Given data: Begin

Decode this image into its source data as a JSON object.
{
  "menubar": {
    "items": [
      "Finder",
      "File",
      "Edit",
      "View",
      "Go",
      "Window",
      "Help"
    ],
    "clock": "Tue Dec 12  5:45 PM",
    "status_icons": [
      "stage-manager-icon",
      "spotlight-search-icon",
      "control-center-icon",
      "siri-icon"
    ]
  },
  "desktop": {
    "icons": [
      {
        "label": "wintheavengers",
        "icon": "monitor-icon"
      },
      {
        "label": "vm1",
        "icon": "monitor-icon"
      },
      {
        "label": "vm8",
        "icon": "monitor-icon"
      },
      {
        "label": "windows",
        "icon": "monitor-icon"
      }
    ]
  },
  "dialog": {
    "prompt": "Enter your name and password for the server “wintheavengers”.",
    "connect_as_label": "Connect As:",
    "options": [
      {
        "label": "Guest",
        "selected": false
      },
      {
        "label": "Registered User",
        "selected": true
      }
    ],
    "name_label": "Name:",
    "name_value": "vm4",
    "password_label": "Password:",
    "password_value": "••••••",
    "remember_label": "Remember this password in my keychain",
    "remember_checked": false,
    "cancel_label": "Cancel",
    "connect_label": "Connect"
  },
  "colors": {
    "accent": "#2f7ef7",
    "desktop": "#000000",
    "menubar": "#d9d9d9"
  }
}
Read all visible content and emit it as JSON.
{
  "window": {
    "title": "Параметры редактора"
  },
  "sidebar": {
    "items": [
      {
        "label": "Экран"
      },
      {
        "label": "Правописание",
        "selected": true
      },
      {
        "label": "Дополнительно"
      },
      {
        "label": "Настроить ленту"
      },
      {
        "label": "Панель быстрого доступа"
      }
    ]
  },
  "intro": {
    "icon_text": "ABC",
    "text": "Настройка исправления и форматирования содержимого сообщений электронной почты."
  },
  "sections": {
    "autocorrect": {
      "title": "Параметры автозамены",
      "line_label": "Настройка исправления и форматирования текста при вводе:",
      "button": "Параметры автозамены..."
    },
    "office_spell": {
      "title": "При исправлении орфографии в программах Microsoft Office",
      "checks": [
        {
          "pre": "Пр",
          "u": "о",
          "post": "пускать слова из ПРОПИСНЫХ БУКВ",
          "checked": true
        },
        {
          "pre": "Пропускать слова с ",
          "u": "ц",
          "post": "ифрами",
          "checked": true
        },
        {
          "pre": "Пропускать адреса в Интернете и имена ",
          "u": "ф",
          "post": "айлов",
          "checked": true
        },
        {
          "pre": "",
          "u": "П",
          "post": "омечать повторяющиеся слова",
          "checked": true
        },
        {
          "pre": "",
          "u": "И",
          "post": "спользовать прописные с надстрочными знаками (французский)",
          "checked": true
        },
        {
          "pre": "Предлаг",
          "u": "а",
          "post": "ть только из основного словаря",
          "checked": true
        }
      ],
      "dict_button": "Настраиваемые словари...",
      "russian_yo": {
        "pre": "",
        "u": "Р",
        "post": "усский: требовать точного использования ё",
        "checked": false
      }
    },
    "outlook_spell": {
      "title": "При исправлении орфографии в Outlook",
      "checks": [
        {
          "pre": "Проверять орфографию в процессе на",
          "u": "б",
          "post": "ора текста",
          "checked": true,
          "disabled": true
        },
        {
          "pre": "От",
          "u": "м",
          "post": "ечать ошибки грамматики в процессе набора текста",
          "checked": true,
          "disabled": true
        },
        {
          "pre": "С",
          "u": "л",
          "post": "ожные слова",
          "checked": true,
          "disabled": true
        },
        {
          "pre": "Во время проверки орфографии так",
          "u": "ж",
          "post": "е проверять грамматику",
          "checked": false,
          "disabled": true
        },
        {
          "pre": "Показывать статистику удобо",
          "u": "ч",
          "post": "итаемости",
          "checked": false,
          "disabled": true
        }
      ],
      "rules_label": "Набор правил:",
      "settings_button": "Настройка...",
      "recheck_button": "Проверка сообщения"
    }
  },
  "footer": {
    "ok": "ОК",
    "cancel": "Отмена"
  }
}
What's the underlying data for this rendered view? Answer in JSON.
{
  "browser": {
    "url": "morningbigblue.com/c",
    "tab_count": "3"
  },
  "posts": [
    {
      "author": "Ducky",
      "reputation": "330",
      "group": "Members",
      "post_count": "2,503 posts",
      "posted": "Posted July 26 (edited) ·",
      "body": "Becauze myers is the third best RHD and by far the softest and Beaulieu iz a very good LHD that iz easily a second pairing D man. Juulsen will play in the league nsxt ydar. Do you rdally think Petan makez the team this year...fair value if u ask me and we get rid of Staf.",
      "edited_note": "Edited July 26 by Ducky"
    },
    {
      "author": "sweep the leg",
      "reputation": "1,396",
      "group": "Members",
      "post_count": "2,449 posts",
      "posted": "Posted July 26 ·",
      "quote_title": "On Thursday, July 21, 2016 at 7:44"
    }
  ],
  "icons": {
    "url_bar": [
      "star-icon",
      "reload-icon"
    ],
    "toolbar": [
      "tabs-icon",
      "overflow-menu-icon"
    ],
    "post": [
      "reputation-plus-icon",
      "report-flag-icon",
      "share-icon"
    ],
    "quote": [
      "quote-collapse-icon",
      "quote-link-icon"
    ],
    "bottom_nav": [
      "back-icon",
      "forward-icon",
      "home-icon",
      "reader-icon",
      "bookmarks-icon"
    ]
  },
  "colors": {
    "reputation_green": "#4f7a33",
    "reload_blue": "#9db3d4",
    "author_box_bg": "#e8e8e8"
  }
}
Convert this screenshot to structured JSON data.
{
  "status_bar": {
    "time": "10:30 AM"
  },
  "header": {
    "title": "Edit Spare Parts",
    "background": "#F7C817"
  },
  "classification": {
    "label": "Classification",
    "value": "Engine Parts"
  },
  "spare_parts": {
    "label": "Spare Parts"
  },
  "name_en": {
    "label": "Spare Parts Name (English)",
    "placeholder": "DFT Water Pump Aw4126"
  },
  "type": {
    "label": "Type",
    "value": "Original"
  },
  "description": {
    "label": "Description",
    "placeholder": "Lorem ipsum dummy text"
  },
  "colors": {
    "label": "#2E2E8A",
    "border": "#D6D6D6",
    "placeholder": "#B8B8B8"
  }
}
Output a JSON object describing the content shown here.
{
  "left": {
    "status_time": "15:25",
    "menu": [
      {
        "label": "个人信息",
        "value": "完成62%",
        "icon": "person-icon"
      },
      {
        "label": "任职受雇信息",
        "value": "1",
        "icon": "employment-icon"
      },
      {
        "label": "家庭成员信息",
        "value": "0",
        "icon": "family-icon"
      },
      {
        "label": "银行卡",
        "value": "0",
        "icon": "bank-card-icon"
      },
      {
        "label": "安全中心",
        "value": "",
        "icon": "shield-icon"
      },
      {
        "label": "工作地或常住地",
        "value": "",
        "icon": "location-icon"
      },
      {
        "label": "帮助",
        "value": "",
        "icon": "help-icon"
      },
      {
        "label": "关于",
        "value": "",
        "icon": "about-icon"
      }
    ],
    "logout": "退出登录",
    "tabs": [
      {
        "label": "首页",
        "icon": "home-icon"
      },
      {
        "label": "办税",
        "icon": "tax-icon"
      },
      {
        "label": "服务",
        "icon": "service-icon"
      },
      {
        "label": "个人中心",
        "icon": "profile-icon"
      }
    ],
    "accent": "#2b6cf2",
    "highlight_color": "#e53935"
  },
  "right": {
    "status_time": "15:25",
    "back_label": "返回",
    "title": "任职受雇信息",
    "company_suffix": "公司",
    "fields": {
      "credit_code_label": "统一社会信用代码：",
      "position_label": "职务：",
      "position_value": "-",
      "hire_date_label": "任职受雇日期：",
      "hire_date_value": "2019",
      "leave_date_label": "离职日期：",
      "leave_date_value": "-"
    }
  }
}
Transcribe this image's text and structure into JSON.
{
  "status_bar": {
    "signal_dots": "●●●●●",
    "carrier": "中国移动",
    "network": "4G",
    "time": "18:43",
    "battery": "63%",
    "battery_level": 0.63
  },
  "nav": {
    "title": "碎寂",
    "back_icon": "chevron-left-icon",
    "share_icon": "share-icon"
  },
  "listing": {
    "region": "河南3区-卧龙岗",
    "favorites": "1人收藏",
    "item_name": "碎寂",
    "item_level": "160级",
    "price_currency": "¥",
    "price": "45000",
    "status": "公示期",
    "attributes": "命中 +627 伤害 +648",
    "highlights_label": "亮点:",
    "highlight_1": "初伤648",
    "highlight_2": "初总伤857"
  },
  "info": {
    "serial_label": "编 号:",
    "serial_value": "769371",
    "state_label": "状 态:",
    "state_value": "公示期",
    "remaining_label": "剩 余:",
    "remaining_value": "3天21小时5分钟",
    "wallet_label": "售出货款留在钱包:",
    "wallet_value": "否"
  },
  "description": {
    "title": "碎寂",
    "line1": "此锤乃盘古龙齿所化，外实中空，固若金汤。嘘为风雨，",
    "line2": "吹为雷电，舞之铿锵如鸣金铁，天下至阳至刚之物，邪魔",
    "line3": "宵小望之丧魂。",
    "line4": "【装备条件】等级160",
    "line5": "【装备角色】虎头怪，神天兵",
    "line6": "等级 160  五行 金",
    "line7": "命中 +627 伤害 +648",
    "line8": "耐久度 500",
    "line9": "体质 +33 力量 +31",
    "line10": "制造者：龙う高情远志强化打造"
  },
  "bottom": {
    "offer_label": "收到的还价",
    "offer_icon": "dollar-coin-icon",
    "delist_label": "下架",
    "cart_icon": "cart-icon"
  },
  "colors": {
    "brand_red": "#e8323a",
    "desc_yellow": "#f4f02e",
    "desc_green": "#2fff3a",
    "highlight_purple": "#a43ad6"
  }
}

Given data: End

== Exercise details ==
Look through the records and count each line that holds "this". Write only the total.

== Response to the exercise ==
6